**Exercise goal:** The word "Adjustment" appears in some lines of the listing below; report how many such lines there are, and nothing else.
··· Input data
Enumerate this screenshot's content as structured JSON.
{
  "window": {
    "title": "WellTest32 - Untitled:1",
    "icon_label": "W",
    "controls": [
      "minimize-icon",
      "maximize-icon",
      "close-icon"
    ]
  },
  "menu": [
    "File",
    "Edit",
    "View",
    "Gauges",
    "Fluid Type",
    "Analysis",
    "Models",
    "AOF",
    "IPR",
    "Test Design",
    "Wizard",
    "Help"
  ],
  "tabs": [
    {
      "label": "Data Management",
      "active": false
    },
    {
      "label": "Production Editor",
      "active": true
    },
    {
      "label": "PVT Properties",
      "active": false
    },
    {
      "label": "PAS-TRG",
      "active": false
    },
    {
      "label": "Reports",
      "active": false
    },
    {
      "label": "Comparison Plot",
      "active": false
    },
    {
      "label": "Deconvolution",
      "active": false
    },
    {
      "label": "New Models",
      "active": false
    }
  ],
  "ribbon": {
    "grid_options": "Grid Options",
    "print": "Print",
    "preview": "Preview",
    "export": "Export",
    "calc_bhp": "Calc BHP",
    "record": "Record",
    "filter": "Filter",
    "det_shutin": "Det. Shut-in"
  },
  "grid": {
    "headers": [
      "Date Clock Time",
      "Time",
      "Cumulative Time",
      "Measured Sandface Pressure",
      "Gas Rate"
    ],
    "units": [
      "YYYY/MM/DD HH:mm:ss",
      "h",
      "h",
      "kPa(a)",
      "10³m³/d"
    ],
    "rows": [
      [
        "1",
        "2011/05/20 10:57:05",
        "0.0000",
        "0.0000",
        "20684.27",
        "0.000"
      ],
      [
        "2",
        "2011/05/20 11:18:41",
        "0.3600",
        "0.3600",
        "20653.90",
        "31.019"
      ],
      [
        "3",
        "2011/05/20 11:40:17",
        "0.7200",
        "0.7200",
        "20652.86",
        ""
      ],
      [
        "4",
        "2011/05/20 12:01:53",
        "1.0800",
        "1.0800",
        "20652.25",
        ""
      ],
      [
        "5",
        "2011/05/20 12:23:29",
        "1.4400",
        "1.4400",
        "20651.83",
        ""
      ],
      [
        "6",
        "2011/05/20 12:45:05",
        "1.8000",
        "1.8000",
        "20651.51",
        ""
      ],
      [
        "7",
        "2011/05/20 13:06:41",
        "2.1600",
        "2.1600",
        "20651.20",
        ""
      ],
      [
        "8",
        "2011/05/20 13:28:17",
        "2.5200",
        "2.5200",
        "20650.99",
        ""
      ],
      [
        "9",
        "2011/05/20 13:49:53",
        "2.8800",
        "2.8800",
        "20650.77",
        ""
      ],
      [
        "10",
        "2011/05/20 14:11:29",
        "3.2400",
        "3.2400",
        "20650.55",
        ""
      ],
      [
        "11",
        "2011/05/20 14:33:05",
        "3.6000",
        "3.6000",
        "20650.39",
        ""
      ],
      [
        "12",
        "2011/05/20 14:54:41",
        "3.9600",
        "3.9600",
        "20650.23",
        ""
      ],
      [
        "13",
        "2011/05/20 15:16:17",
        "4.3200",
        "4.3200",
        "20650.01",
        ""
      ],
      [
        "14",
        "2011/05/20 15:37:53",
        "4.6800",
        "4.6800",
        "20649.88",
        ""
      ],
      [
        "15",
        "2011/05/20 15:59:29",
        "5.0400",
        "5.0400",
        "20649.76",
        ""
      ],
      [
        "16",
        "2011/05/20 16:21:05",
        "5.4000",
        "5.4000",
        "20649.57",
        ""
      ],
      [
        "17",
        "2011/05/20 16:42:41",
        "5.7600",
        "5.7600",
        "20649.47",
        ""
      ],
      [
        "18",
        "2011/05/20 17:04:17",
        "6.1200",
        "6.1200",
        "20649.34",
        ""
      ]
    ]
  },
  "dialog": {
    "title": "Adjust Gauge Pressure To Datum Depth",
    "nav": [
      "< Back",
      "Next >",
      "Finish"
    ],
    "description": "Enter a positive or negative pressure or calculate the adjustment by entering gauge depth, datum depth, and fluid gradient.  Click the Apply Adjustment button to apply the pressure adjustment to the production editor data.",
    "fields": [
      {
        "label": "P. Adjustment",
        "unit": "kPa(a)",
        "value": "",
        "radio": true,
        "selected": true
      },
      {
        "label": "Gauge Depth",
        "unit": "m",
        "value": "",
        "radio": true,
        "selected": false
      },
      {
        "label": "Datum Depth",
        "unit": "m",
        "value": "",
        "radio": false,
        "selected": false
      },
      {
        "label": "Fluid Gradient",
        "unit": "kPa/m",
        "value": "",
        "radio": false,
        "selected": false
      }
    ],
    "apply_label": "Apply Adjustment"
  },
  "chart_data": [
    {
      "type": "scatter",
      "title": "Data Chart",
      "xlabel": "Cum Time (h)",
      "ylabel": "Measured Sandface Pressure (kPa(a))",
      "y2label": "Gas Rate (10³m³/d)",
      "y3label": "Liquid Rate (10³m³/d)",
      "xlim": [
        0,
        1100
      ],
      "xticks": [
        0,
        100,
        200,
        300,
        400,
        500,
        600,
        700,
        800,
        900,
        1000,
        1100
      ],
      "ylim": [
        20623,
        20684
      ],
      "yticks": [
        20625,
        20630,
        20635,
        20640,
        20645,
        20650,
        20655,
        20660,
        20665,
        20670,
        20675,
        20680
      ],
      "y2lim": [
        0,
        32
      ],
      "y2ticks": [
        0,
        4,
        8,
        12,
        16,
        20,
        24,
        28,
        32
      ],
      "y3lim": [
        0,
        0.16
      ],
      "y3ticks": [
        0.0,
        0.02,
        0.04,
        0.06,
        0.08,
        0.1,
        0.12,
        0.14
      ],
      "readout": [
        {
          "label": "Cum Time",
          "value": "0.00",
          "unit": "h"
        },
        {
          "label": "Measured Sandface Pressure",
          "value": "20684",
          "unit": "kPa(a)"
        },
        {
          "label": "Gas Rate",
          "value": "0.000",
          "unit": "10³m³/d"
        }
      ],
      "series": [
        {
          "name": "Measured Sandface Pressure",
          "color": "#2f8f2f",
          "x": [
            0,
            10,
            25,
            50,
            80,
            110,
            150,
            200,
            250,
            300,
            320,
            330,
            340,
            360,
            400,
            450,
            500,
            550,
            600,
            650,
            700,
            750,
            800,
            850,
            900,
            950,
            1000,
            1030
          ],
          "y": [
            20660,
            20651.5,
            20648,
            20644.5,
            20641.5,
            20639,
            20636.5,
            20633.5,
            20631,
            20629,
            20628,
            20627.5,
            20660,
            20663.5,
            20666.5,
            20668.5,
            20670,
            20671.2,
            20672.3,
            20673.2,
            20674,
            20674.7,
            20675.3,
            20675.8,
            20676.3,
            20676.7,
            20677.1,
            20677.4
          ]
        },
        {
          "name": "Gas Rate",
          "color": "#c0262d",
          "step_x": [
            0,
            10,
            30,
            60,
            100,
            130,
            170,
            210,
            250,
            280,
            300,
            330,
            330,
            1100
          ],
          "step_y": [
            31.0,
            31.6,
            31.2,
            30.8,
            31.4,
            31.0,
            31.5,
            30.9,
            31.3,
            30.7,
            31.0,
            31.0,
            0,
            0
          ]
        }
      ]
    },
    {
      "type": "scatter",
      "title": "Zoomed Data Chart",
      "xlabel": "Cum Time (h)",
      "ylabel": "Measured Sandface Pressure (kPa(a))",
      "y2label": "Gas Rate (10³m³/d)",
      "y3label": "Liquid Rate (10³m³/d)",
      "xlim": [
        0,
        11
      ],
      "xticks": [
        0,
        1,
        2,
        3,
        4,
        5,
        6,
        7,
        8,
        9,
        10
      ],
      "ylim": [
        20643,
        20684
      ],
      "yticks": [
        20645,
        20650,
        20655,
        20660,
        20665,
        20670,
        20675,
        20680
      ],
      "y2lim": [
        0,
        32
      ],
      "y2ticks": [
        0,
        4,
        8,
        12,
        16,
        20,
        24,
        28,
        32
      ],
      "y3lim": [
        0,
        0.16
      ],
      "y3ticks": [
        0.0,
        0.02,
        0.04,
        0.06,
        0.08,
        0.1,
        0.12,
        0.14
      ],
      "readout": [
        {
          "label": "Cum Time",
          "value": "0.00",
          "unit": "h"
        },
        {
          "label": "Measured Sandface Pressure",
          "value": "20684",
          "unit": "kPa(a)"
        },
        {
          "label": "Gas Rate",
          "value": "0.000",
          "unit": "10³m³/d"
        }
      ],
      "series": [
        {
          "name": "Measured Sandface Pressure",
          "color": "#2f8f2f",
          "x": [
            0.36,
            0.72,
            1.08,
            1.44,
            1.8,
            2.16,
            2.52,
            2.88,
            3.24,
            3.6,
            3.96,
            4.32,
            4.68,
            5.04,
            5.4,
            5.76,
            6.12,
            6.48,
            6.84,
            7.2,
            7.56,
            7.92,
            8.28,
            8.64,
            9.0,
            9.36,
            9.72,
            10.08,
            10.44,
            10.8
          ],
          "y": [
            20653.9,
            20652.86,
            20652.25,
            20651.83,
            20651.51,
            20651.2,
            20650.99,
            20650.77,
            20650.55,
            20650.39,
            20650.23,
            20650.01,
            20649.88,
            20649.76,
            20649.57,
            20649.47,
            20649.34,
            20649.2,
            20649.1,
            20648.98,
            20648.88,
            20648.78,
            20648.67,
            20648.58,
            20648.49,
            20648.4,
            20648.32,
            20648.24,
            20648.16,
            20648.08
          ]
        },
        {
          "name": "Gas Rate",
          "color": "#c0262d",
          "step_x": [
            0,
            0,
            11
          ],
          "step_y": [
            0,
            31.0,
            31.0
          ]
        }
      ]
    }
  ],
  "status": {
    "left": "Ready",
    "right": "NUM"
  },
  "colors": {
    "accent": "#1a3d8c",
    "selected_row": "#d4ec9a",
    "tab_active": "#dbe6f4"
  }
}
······
**Answer for this exercise:** 3